§ **Work order**:
Scan the material below for the string "code". Report every line that has it.

BEGIN Records

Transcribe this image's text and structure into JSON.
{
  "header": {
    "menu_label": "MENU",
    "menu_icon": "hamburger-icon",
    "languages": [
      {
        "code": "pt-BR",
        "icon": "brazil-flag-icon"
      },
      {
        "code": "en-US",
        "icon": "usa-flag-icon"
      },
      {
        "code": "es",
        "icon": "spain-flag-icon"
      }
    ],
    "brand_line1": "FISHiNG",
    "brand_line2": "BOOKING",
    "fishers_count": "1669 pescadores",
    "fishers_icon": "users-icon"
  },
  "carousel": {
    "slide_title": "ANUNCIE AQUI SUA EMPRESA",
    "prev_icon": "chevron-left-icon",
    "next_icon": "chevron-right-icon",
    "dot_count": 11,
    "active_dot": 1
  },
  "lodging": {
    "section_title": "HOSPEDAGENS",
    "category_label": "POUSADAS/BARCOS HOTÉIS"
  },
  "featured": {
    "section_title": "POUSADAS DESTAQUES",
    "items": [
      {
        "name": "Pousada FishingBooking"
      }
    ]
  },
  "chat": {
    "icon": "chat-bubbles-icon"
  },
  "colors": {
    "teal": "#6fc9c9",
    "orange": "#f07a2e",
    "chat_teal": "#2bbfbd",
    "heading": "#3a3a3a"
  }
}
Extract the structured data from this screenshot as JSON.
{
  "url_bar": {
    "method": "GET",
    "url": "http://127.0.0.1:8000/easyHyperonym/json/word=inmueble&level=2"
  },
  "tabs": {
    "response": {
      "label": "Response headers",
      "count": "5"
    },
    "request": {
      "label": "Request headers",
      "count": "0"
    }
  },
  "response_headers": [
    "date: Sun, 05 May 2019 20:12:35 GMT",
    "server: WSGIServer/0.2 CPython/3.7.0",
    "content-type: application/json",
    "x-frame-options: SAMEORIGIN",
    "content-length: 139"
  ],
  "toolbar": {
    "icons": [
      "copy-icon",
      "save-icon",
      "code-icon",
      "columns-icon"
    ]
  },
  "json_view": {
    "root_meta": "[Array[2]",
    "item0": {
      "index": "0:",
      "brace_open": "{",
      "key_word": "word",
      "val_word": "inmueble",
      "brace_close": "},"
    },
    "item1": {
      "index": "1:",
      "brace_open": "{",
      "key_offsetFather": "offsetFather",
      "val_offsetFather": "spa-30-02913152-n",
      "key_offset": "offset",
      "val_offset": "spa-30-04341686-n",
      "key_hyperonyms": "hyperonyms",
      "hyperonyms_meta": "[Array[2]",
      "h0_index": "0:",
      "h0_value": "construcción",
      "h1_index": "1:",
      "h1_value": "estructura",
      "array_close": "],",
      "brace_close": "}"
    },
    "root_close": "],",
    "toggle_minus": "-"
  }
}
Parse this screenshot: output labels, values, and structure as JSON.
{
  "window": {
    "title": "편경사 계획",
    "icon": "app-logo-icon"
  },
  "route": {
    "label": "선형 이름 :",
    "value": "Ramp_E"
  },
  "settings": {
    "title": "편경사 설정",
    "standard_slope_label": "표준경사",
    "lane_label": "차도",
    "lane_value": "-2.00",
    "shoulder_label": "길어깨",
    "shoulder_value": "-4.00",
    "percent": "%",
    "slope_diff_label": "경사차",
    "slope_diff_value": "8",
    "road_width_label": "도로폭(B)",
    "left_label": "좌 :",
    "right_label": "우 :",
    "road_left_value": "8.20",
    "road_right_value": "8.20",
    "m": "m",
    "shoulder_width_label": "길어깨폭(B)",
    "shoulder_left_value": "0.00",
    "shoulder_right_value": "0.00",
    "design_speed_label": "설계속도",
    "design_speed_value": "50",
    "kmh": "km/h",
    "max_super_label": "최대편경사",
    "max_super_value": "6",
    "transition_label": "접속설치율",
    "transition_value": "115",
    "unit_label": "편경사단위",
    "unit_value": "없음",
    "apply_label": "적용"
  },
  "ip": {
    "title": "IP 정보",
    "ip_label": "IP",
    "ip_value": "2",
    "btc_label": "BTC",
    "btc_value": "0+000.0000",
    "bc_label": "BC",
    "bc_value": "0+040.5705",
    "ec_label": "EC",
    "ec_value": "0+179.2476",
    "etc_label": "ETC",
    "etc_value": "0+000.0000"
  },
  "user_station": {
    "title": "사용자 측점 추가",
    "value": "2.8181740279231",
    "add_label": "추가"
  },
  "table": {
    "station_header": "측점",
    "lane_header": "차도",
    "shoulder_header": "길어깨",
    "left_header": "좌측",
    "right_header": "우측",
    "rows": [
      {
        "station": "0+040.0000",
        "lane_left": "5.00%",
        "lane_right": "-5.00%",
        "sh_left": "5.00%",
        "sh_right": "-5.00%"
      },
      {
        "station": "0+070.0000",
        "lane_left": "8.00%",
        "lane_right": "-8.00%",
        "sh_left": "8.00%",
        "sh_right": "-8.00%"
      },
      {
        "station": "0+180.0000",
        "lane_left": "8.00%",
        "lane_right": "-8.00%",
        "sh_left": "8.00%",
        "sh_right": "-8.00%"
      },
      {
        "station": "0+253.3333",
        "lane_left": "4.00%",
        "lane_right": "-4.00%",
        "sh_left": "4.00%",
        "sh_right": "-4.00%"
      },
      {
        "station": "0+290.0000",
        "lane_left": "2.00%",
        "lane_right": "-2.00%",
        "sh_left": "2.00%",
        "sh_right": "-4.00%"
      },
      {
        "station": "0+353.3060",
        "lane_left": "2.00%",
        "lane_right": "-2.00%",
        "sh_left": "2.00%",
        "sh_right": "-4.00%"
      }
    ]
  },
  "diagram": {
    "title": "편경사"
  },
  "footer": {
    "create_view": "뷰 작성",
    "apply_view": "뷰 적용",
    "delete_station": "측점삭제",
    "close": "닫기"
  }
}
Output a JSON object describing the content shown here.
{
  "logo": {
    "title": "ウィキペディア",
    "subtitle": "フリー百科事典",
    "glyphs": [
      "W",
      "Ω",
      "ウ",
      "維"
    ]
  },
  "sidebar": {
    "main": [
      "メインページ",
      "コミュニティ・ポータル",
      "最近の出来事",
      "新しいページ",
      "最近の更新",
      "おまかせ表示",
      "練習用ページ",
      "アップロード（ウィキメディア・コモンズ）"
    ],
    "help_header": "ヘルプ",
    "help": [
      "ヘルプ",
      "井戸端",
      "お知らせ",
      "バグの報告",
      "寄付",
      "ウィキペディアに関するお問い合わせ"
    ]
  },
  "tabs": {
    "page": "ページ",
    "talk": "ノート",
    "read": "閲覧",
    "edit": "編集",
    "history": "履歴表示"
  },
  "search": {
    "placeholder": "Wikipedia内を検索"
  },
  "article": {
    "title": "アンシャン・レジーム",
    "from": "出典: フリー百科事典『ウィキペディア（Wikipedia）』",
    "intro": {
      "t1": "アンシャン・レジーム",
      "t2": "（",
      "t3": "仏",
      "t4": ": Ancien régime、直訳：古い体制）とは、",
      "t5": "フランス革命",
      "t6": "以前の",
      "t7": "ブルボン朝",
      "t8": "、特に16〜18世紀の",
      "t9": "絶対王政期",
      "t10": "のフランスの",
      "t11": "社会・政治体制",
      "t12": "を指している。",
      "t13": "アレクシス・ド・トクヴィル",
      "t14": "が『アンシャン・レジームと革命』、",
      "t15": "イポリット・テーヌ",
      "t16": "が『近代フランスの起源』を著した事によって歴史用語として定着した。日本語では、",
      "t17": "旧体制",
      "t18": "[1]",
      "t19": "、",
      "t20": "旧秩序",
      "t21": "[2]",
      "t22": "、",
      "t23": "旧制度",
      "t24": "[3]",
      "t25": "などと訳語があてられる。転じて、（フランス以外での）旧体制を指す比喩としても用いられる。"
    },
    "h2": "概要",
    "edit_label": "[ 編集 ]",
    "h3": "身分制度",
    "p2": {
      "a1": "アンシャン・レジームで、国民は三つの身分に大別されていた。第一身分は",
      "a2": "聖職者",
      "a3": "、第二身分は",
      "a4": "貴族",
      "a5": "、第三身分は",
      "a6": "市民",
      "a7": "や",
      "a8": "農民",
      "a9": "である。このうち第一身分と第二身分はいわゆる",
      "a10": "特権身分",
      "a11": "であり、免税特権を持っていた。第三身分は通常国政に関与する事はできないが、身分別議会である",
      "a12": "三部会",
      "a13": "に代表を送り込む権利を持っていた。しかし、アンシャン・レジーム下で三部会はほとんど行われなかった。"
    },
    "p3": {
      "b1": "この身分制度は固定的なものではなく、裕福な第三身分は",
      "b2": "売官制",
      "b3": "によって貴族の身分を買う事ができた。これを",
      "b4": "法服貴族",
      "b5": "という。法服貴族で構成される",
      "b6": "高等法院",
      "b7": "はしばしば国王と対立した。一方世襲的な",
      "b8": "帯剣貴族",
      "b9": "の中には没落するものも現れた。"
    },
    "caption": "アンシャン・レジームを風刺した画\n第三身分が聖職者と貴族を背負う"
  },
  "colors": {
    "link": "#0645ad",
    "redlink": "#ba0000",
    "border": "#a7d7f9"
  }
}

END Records

§ **Expected answer**:
        "code": "pt-BR",
        "code": "en-US",
        "code": "es",
      "code-icon",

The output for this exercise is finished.